## BRIEF:
The answer should be a single number, the count of lines in this material that contain "icon".

## RECORDED DATA:

[Start of section]

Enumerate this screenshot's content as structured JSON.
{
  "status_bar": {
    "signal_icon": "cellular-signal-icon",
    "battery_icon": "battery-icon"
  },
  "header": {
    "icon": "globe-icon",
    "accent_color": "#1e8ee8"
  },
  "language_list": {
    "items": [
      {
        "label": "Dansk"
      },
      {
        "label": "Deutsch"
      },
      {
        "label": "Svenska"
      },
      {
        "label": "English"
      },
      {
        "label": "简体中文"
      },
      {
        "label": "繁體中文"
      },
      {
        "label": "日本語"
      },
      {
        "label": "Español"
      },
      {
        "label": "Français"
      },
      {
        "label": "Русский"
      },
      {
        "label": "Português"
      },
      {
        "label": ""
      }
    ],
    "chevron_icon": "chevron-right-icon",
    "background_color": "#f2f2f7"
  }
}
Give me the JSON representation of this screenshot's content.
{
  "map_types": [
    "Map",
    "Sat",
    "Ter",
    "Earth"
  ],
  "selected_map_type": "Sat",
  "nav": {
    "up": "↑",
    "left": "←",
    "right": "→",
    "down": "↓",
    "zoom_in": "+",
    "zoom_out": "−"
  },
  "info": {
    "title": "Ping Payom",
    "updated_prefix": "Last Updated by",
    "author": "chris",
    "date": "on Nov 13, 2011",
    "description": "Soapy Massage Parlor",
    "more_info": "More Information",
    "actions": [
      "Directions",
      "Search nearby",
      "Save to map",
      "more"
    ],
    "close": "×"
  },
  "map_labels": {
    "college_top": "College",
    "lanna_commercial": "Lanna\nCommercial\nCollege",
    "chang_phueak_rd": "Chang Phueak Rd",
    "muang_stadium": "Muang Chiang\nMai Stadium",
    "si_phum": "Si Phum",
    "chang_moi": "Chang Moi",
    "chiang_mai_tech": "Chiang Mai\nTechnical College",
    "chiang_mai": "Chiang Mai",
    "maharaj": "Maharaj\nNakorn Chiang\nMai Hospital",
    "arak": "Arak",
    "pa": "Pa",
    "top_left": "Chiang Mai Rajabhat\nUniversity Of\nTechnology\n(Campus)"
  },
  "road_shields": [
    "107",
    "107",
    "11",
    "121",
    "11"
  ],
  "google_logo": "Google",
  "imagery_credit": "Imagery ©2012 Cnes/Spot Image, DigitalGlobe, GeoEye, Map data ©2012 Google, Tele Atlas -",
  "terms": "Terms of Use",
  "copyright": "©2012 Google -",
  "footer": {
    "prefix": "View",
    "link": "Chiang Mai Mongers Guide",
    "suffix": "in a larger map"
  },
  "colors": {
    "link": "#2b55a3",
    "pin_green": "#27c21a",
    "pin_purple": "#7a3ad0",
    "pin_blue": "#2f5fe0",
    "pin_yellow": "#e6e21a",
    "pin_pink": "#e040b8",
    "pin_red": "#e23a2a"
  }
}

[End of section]

## ANSWER:
4